In the second week of March, the Montana Board of Oil and Gas Conservation:
- Issued three new oil well permits in Richland County.
- Reissued permits for 17 wells in Carter, Fallon and Roosevelt counties.
- Reported seven wells were completed in Roosevelt, Sheridan and Toole counties.
However, Montana oil development is dwarfed by the Bakken bonanza in North Dakota, which spills across the border with demands for workers, goods, services, housing and public infrastructure.
The cost of growth isn’t just in building infrastructure. As oil patch wages attract workers, other businesses and local governments struggle to recruit and retain employees.
“Right now Dawson County doesn’t have many wells, but we’re being impacted,” said Amy Deines, county economic development executive director. “Last week we had five new businesses come in.”
Eastern Montanans are lobbying the Legislature to provide access to resources needed to respond to boom demands. State and local governments need to adjust the oil revenue stream to put infrastructure where it's needed.
Some proposals on infrastructure needs in the oil patch area have already been killed. House Bill 452, which woulded have allowed adding up to $5 per night per room lodging tax (on top of existing lodging taxes), and Senate Bill 295, which would have eliminated the 18-month tax holiday on new oil wells, were tabled in committees.
On Thursday, Sen. Kendall Van Dyk, D-Billings, introduced Senate Bill 399, which would put a trigger on the oil tax holiday, similar to a trigger in North Dakota law. Van Dyk proposes that the tax holiday would be in effect when the price of oil is $50.07 a barrel or lower. At current prices, new wells would be generating more taxes that would be used to address local oil development impacts.

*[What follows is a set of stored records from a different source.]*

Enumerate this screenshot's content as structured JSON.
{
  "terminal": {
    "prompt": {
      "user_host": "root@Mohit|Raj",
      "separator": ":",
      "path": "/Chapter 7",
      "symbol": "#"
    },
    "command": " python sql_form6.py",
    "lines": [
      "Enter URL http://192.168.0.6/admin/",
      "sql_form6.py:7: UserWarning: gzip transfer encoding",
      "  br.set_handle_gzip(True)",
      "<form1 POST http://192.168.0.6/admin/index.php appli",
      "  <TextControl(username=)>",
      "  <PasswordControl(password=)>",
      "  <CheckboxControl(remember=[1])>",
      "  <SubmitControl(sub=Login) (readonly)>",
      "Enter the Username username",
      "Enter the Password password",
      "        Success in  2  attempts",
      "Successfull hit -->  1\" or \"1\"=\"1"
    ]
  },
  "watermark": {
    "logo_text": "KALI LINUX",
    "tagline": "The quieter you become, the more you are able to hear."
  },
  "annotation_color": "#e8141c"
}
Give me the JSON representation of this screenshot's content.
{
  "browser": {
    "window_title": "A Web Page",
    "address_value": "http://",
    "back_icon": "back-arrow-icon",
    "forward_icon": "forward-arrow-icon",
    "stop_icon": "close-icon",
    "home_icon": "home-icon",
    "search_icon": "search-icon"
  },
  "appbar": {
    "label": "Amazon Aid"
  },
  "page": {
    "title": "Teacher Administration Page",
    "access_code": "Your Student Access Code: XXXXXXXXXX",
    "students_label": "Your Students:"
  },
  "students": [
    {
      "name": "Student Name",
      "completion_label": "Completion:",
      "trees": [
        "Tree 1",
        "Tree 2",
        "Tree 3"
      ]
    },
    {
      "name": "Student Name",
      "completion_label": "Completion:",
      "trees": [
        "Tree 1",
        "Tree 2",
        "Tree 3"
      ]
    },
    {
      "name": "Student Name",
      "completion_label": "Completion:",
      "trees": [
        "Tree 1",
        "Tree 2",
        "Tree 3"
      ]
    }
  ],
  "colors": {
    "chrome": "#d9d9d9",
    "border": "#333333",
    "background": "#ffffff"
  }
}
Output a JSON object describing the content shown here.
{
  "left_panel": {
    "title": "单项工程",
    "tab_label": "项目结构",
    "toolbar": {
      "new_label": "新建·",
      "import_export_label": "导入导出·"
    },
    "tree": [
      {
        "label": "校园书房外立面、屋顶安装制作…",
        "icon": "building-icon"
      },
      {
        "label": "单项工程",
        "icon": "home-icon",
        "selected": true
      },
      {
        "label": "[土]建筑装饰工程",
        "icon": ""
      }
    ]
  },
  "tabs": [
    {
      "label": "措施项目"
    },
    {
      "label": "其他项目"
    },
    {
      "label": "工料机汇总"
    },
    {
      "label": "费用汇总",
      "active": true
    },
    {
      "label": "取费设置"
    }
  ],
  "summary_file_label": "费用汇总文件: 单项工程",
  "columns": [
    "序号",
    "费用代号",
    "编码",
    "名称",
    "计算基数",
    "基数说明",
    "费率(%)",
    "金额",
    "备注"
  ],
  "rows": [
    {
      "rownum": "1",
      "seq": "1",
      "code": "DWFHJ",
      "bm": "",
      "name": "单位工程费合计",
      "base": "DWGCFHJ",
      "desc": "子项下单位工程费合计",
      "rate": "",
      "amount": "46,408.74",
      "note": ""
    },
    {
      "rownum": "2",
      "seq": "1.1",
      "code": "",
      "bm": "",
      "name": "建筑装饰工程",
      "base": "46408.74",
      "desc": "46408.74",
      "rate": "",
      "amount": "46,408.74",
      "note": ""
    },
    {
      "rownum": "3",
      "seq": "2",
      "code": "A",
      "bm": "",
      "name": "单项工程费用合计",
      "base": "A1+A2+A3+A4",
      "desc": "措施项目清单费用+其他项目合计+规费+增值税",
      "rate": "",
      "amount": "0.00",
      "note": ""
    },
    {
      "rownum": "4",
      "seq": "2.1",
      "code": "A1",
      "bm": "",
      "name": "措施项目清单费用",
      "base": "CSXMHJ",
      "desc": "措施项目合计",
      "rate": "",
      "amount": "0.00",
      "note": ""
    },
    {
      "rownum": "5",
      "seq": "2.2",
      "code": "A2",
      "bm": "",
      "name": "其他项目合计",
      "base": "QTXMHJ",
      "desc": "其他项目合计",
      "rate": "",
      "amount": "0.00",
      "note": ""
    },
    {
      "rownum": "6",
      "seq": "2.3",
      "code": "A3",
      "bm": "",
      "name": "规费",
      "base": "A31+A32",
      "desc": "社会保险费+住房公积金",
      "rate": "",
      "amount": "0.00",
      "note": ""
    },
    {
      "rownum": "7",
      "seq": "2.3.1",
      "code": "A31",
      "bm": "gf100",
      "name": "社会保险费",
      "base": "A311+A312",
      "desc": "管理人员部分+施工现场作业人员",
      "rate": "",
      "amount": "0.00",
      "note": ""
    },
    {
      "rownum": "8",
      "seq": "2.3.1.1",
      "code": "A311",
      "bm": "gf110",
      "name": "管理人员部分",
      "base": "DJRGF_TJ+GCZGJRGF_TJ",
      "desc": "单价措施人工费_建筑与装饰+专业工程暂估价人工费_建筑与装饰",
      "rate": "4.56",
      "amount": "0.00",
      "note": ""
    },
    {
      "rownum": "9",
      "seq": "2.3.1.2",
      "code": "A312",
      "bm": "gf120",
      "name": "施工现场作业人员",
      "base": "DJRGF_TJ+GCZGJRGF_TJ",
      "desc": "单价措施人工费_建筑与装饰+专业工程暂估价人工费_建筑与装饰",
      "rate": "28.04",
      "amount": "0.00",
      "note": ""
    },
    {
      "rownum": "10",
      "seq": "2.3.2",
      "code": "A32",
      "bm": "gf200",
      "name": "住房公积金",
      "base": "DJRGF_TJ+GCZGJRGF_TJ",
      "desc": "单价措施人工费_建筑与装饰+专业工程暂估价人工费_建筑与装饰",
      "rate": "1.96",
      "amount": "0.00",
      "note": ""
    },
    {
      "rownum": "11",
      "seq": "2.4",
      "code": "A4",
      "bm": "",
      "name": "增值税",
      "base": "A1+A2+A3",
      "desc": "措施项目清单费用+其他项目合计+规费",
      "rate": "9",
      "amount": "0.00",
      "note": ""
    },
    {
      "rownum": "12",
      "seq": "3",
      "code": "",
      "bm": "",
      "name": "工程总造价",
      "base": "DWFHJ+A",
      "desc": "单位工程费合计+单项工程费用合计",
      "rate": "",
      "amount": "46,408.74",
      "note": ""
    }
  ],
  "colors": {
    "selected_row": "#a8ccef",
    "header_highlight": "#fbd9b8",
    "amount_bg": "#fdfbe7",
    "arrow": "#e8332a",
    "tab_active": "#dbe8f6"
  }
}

Municipal leaders and regional economic development directors are keeping close watch on House Bill 218, according to Alec Hansen, director of the Montana League of Cities and Towns. Introduced by Rep. Duane Ankney, R-Colstrip, this bill would divert about $10 million a year in federal mineral royalties that now go to the state general fund to a grant program for oil-impacted local governments.
These royalties, which come from coal, oil and gas development presently are split with 25 percent going to counties where development occurs and 75 percent to the state. Ankney’s bill would make the state share 50 percent. The bill is in House Appropriations Committee, which Ankney chairs.
Other oil impact proposals include:
- House Bill 589, which would ask voters to establish a permanent oil and gas trust fund similar to the coal trust established with coal revenues. The bill, sponsored by Rep. Tom Jacobson, D-Great Falls, is scheduled for a hearing today. At least 100 of the 150 legislators would have to support this constitutional amendment to get it on the ballot.
- Senate Bill 175, a comprehensive K-12 funding reform measure introduced by Sen. Llew Jones, R-Conrad, would divert some general fund money to oil-impacted schools and redistribute some revenues within oil-impacted counties. The bill passed the Senate and awaits House action.
Gov. Steve Bullock has proposed a one-time $15 million general fund appropriation for oil impact grants.
Folks in Eastern Montana are looking for ongoing funding in anticipation that the oil development will continue for many years. However, there is reluctance to tax oil to pay for oil impacts.
“We don’t want to do anything to handicap drilling,” said Jason Rittal, executive director for the regional economic development organization serving Wibaux, Prairie, Dawson, Carter and Fallon counties. “We’d like to see some drilling so in 18 months, at least we’d see some money.”
Lawmakers have tough decisions ahead. The affects of the Bakken oil boom – positive and negative – are being felt across much of Montana. Unfortunately, that growth isn’t yet generating revenue cover its costs.